Exterior and interior of the wooden construction Sara Kulturhus in Sweden
Timber construction at the Wood Hotel, part of the Sara Kulturhus development in Skellefteå, Sweden. | Credit: Courtesy of Visit Skellefteå

Sara Kulturhus

Skellefteå, Sweden, is home to schools, bridges — even a parking garage — made of wood, and now the burgeoning Arctic Circle city has unveiled one of the tallest timber towers in the world. Designed by the Swedish firm White Arkitekter, Sara Kulturhus was made without the use of cement or steel, constructed almost entirely of timber sourced from trees within 40 miles of the city (all of which have since been replaced). The 20-story Sara is proof not only of timber's structural capabilities but also its potential as a green building material. Over its lifetime, the $110 million center is poised to become one of the world's first carbon-neutral buildings, sequestering carbon and running entirely on renewable resources. The structure also happens to be beautiful. Interiors are a vision of minimalist hygge, with a striking timber-lined theater, museum, library, and conference center, plus the 205-room Wood Hotel, which has three restaurants and a spa. "Sara stands as a showcase, leading the way in the transition to carbon-neutral construction," says Robert Schmitz, a partner at White Arkitekter. "It shows that it is possible, and economically viable, to build sustainably with timber." — Heidi Mitchell

Pontido Village in Val Bavona, Switzerland
Pontido village, in Val Bavona, Switzerland, which uses only green energy sources. | Credit: Jan Geerk/Courtesy of Switzerland Tourism

Val Bavona

In the 1950s, the residents of this valley in the Swiss Alps turned down the opportunity to connect to the country's electrical grid.

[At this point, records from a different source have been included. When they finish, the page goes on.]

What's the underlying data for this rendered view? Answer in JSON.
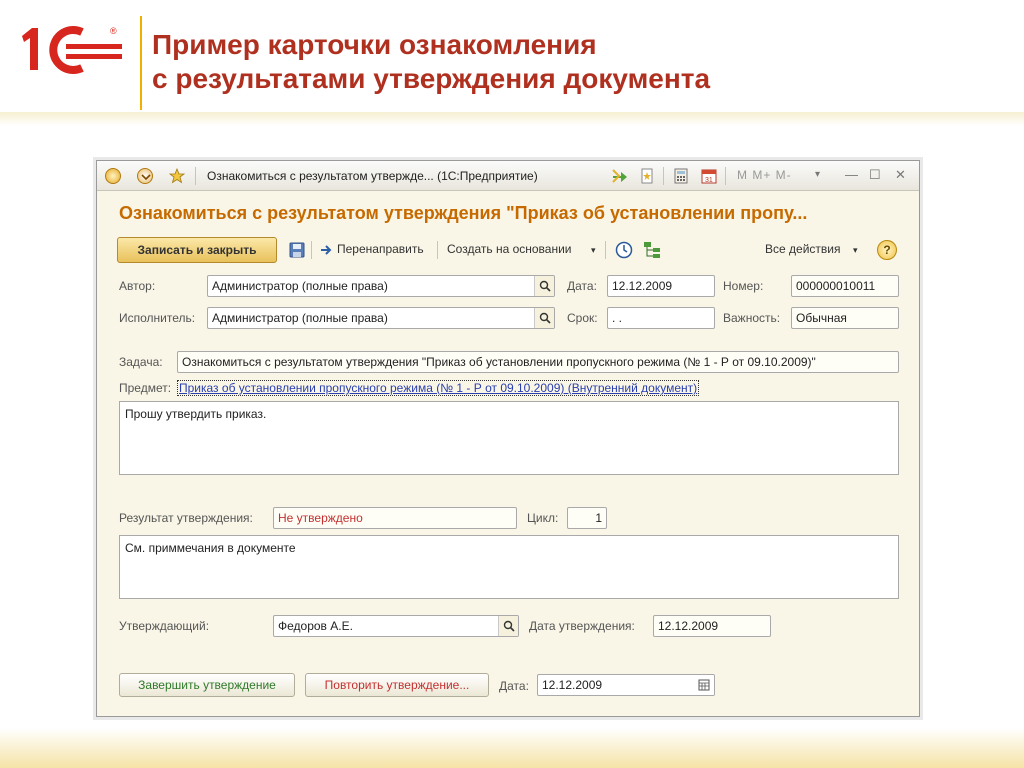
{
  "slide": {
    "logo_text": "1С",
    "title_line1": "Пример карточки ознакомления",
    "title_line2": "с результатами утверждения документа"
  },
  "window": {
    "title": "Ознакомиться с результатом утвержде...  (1С:Предприятие)",
    "m_buttons": "M  M+  M-",
    "minimize": "—",
    "maximize": "☐",
    "close": "✕"
  },
  "form": {
    "heading": "Ознакомиться с результатом утверждения \"Приказ об установлении пропу...",
    "toolbar": {
      "save_close": "Записать и закрыть",
      "redirect": "Перенаправить",
      "create_based": "Создать на основании",
      "all_actions": "Все действия",
      "help": "?"
    },
    "author_label": "Автор:",
    "author_value": "Администратор (полные права)",
    "date_label": "Дата:",
    "date_value": "12.12.2009",
    "number_label": "Номер:",
    "number_value": "000000010011",
    "executor_label": "Исполнитель:",
    "executor_value": "Администратор (полные права)",
    "deadline_label": "Срок:",
    "deadline_value": " .  .",
    "importance_label": "Важность:",
    "importance_value": "Обычная",
    "task_label": "Задача:",
    "task_value": "Ознакомиться с результатом утверждения \"Приказ об установлении пропускного режима (№ 1 - Р от 09.10.2009)\"",
    "subject_label": "Предмет:",
    "subject_link": "Приказ об установлении пропускного режима (№ 1 - Р от 09.10.2009) (Внутренний документ)",
    "description": "Прошу утвердить приказ.",
    "result_label": "Результат утверждения:",
    "result_value": "Не утверждено",
    "cycle_label": "Цикл:",
    "cycle_value": "1",
    "comment": "См. приммечания в документе",
    "approver_label": "Утверждающий:",
    "approver_value": "Федоров А.Е.",
    "approval_date_label": "Дата утверждения:",
    "approval_date_value": "12.12.2009",
    "finish_button": "Завершить утверждение",
    "repeat_button": "Повторить утверждение...",
    "bottom_date_label": "Дата:",
    "bottom_date_value": "12.12.2009"
  },
  "colors": {
    "accent_title": "#b03020",
    "form_heading": "#c66a00",
    "error_text": "#c43030",
    "link": "#2a3fb0"
  }
}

The reason they gave was straightforward: electricity was a luxury they could live without. The result is a stunning glacial landscape that looks much like it did centuries ago. Though living in Val Bavona can be challenging — the winters are harsh, so residents pass December through March in warmer climes — the community is driven to maintain a simpler, and greener, way of life. Today they rely on solar panels, water turbines, and natural gas to provide some of their energy, but on most nights, the valley is lit by candles. Visitors can experience it on a six-mile walk through all 12 of the region's villages, passing pastures dotted with cows, stone houses, and churches that date back to the 16th century. At the head of the valley, a return to modern technology awaits: San Carlo's cable car links Bavona to the lakeside town of Robiei (and the national grid). —  H.M.